  10. Jack, I have a close personal friend based in Shenzhen. He is a Chinese native, but excellent English (he used to teach English in high school ). If you need trustworthy Chinese contact out there to introduce you to tech companies or shop for the latest goodies in Shenzhen electronics markets - then that's his line of work. Contact me off-forum if you would like an introduction. Ken
  11. Hi All, Optical mice are extremely cheap these days, ($1.50 in UK) as are the Bluetooth wireless versions (about $5). Is there a simple hack to allow an FPGA access to the button presses, the scroll wheel and the X, Y position data? Any help appreciated Ken
  12. James, Sorry for my late reply, but I have been attending various open source events around the UK this last week and enjoying the unseasonal exceptionally sunny weather. I hope to spend some quality time with the J1b this weekend. Will try the new shell with Win 8. Will report back later with my findings Ken
  13. Hi Offroad, Thanks for the tip. I'll have a go this evening after work. Ken
  14. James The Shell now connects with the j1b - but is complaining about an ImportError - see attached screenshot. What am I missing? Ken
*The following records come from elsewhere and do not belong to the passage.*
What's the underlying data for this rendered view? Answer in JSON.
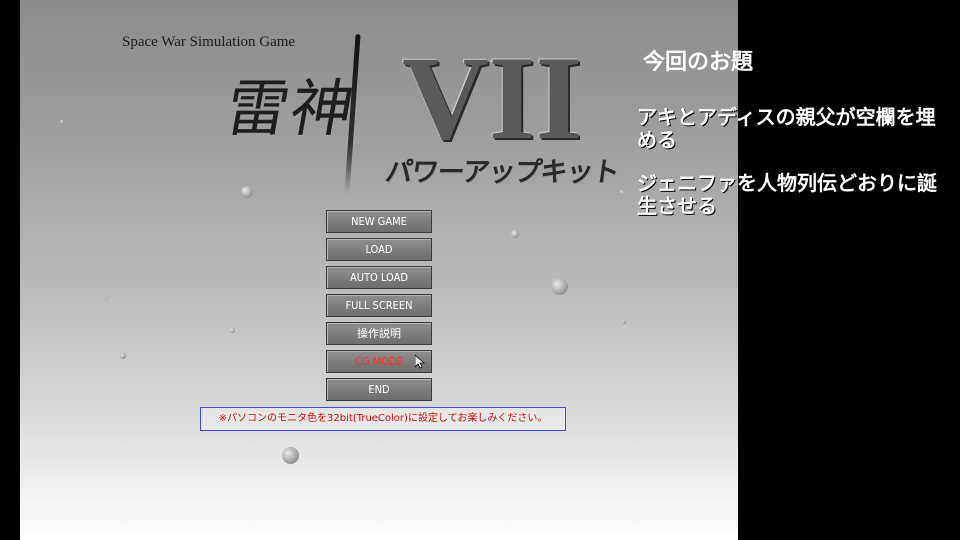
{
  "game": {
    "subtitle": "Space War Simulation Game",
    "title_kanji": "雷神",
    "title_numeral": "VII",
    "title_sub": "パワーアップキット",
    "menu": [
      {
        "label": "NEW GAME",
        "active": false
      },
      {
        "label": "LOAD",
        "active": false
      },
      {
        "label": "AUTO LOAD",
        "active": false
      },
      {
        "label": "FULL SCREEN",
        "active": false
      },
      {
        "label": "操作説明",
        "active": false
      },
      {
        "label": "CG MODE",
        "active": true
      },
      {
        "label": "END",
        "active": false
      }
    ],
    "notice": "※パソコンのモニタ色を32bit(TrueColor)に設定してお楽しみください。"
  },
  "overlay": {
    "heading": "今回のお題",
    "items": [
      "アキとアディスの親父が空欄を埋める",
      "ジェニファを人物列伝どおりに誕生させる"
    ]
  },
  "colors": {
    "active_menu_text": "#ff2a2a",
    "notice_text": "#d01010",
    "notice_border": "#4a4ad0"
  },
  "icons": [
    "mouse-cursor-icon"
  ]
}
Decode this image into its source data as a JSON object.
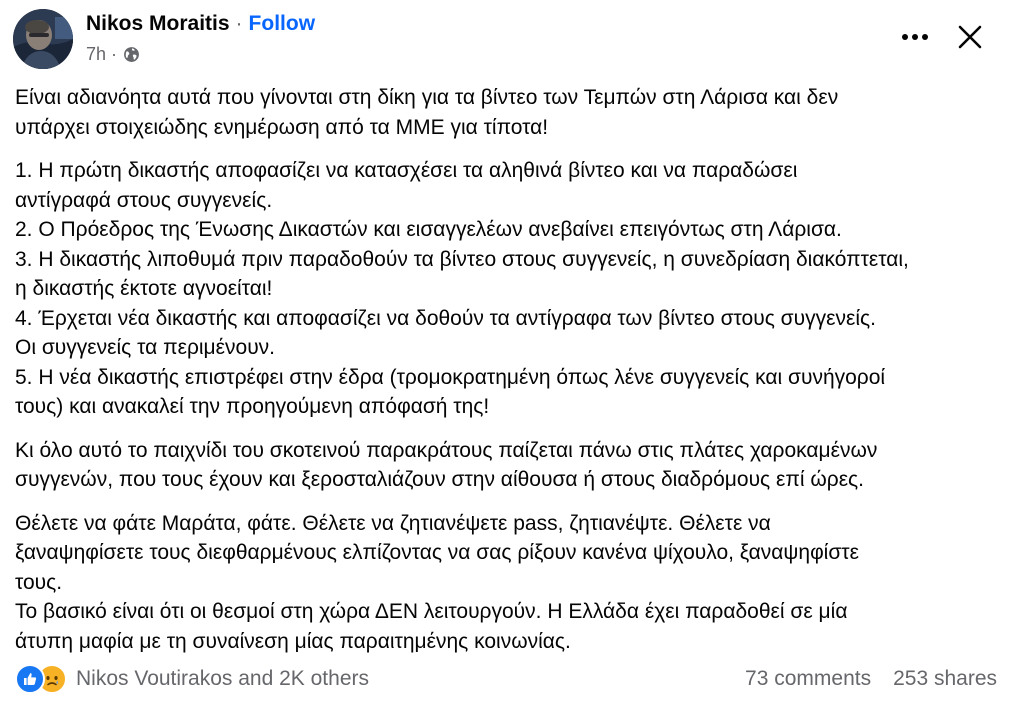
{
  "header": {
    "author_name": "Nikos Moraitis",
    "separator": "·",
    "follow_label": "Follow",
    "time": "7h",
    "meta_separator": "·",
    "privacy_icon": "globe-icon",
    "more_icon": "more-options-icon",
    "close_icon": "close-icon"
  },
  "post": {
    "paragraphs": [
      "Είναι αδιανόητα αυτά που γίνονται στη δίκη για τα βίντεο των Τεμπών στη Λάρισα και δεν\nυπάρχει στοιχειώδης ενημέρωση από τα ΜΜΕ για τίποτα!",
      "1. Η πρώτη δικαστής αποφασίζει να κατασχέσει τα αληθινά βίντεο και να παραδώσει\nαντίγραφά στους συγγενείς.\n2. Ο Πρόεδρος της Ένωσης Δικαστών και εισαγγελέων ανεβαίνει επειγόντως στη Λάρισα.\n3. Η δικαστής λιποθυμά πριν παραδοθούν τα βίντεο στους συγγενείς, η συνεδρίαση διακόπτεται,\nη δικαστής έκτοτε αγνοείται!\n4. Έρχεται νέα δικαστής και αποφασίζει να δοθούν τα αντίγραφα των βίντεο στους συγγενείς.\nΟι συγγενείς τα περιμένουν.\n5. Η νέα δικαστής επιστρέφει στην έδρα (τρομοκρατημένη όπως λένε συγγενείς και συνήγοροί\nτους) και ανακαλεί την προηγούμενη απόφασή της!",
      "Κι όλο αυτό το παιχνίδι του σκοτεινού παρακράτους παίζεται πάνω στις πλάτες χαροκαμένων\nσυγγενών, που τους έχουν και ξεροσταλιάζουν στην αίθουσα ή στους διαδρόμους επί ώρες.",
      "Θέλετε να φάτε Μαράτα, φάτε. Θέλετε να ζητιανέψετε pass, ζητιανέψτε. Θέλετε να\nξαναψηφίσετε τους διεφθαρμένους ελπίζοντας να σας ρίξουν κανένα ψίχουλο, ξαναψηφίστε\nτους.\nΤο βασικό είναι ότι οι θεσμοί στη χώρα ΔΕΝ λειτουργούν. Η Ελλάδα έχει παραδοθεί σε μία\nάτυπη μαφία με τη συναίνεση μίας παραιτημένης κοινωνίας."
    ]
  },
  "footer": {
    "reactions": [
      "like-reaction-icon",
      "sad-reaction-icon"
    ],
    "reactors_text": "Nikos Voutirakos and 2K others",
    "comments": "73 comments",
    "shares": "253 shares"
  },
  "colors": {
    "text": "#050505",
    "secondary": "#65676b",
    "link": "#0866ff",
    "like_blue": "#1877f2",
    "sad_yellow": "#f7b125"
  }
}
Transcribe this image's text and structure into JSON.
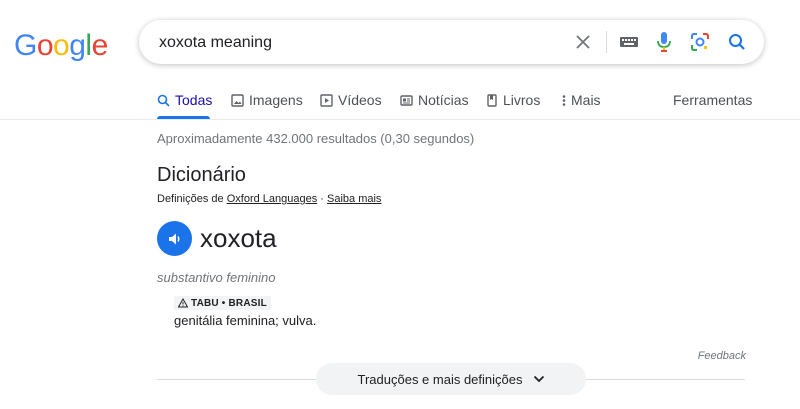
{
  "logo": {
    "letters": [
      "G",
      "o",
      "o",
      "g",
      "l",
      "e"
    ],
    "colors": [
      "#4285F4",
      "#EA4335",
      "#FBBC05",
      "#4285F4",
      "#34A853",
      "#EA4335"
    ]
  },
  "search": {
    "query": "xoxota meaning"
  },
  "tabs": [
    {
      "label": "Todas",
      "icon": "search-icon"
    },
    {
      "label": "Imagens",
      "icon": "image-icon"
    },
    {
      "label": "Vídeos",
      "icon": "video-icon"
    },
    {
      "label": "Notícias",
      "icon": "news-icon"
    },
    {
      "label": "Livros",
      "icon": "book-icon"
    },
    {
      "label": "Mais",
      "icon": "more-vert-icon"
    }
  ],
  "tools_label": "Ferramentas",
  "stats": "Aproximadamente 432.000 resultados (0,30 segundos)",
  "dictionary": {
    "title": "Dicionário",
    "source_prefix": "Definições de ",
    "source_link": "Oxford Languages",
    "separator": " · ",
    "learn_more": "Saiba mais",
    "word": "xoxota",
    "part_of_speech": "substantivo feminino",
    "badge": "TABU • BRASIL",
    "definition": "genitália feminina; vulva.",
    "feedback": "Feedback",
    "more_button": "Traduções e mais definições"
  },
  "colors": {
    "accent": "#1a73e8",
    "link": "#1a0dab"
  }
}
  15. James The 80MHz version works "out of the box" - so I guess it may have been a timing issue. I notice that the speed grade of my Spartan 6 is 2C. I now need to get the shell to work under Python 2.7. I'll let you know when its up and running Thanks again Ken